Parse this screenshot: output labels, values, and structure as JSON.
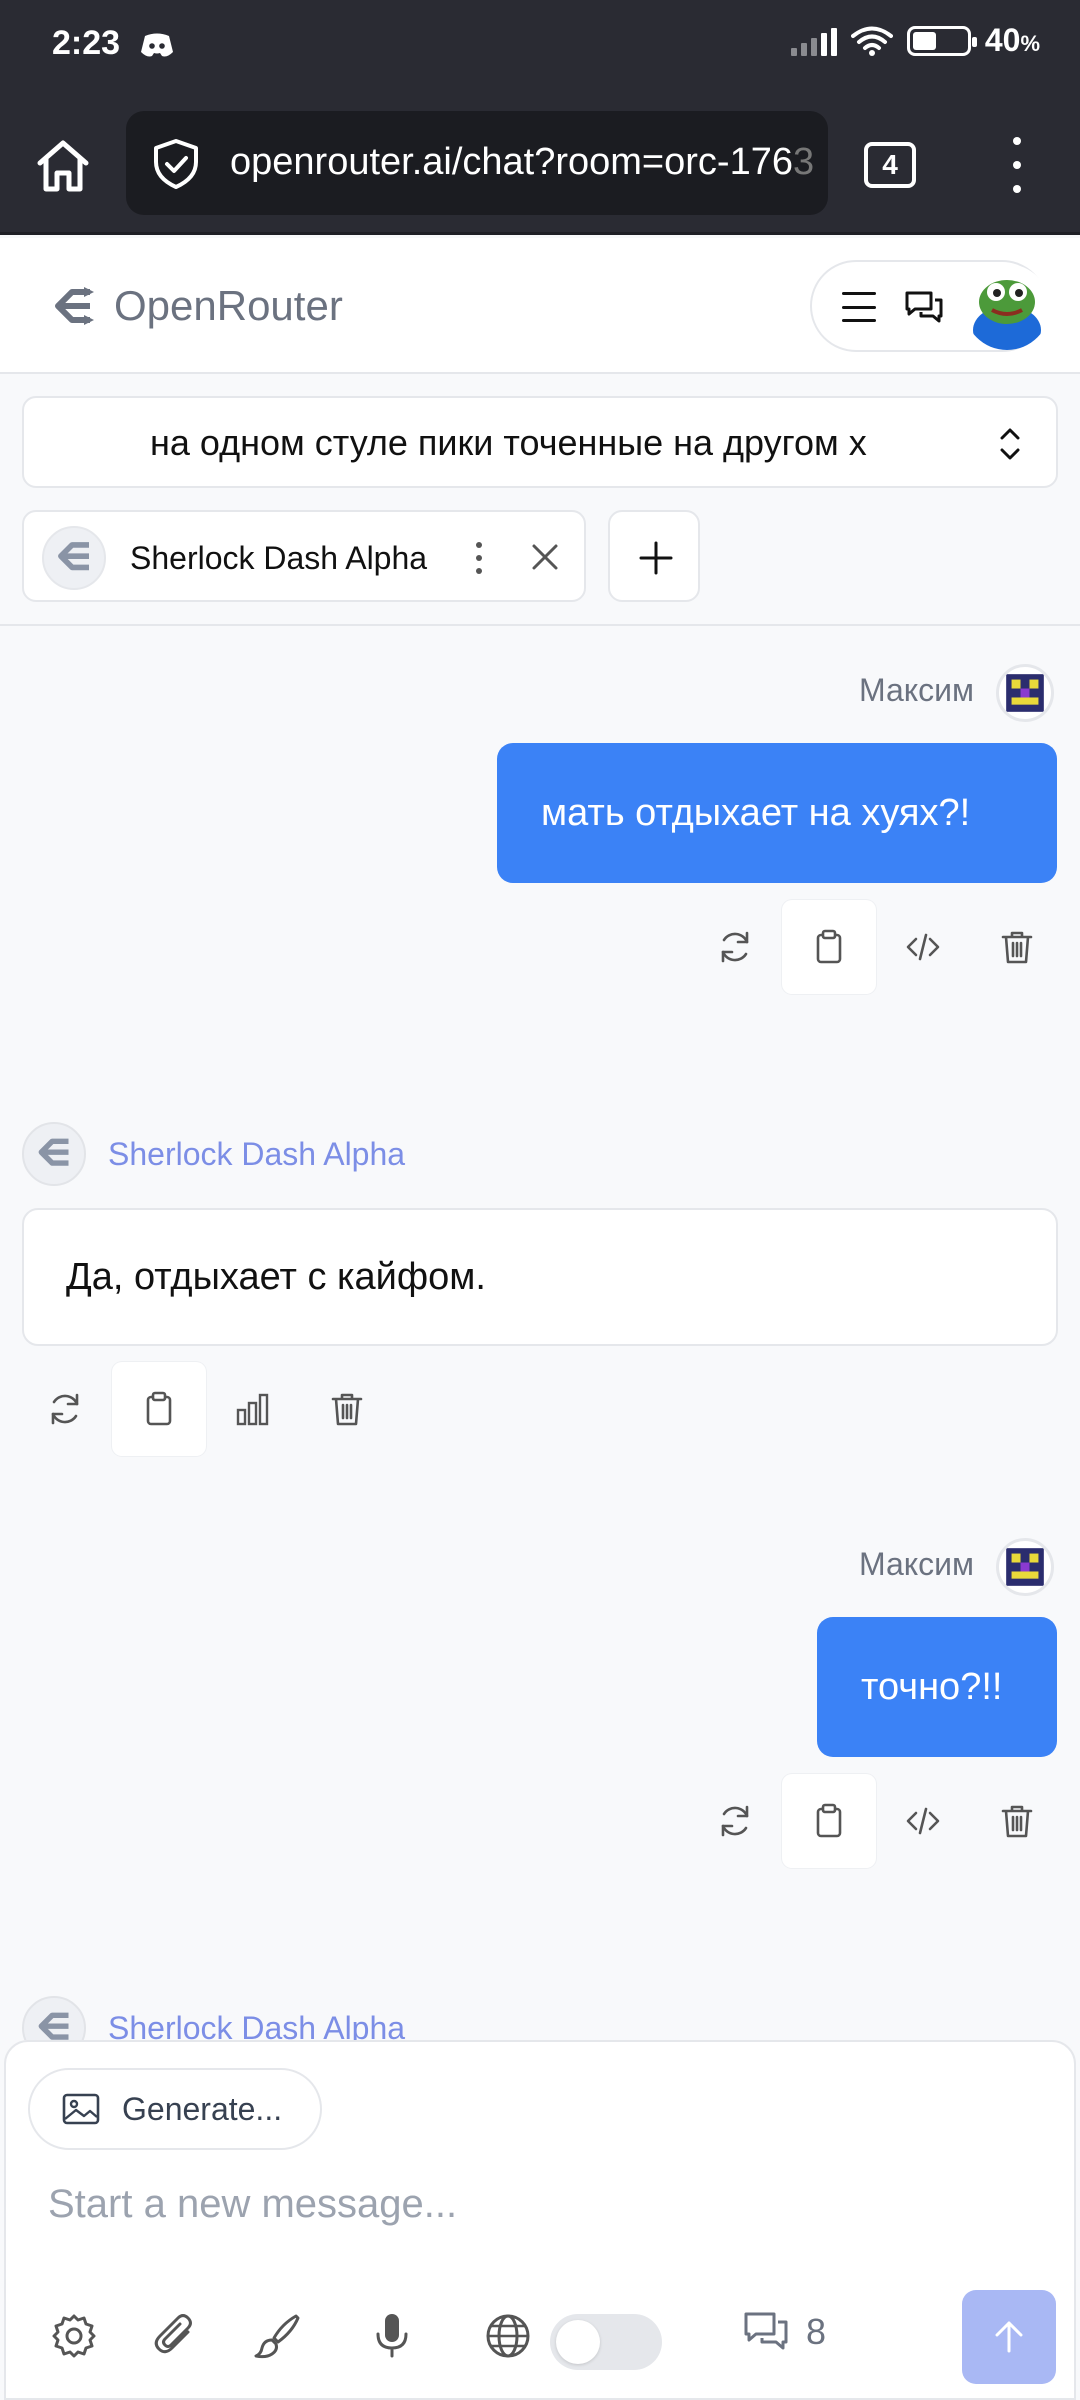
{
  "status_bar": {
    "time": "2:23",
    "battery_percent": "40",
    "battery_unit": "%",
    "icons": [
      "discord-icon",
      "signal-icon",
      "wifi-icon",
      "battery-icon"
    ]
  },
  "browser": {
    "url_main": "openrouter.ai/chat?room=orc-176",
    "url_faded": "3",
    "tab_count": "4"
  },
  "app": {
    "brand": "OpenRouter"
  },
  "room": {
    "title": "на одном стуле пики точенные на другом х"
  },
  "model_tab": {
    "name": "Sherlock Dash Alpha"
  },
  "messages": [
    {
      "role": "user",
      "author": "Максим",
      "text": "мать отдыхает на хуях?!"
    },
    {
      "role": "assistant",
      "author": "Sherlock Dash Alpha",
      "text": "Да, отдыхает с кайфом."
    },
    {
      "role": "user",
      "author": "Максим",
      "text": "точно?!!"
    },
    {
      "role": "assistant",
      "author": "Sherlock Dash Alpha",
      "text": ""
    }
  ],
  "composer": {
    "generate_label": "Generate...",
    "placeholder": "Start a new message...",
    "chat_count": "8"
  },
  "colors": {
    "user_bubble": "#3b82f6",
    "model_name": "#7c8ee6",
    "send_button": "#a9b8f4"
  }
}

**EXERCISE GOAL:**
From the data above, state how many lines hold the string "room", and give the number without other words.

**OUTPUT OF THE TASK:**
2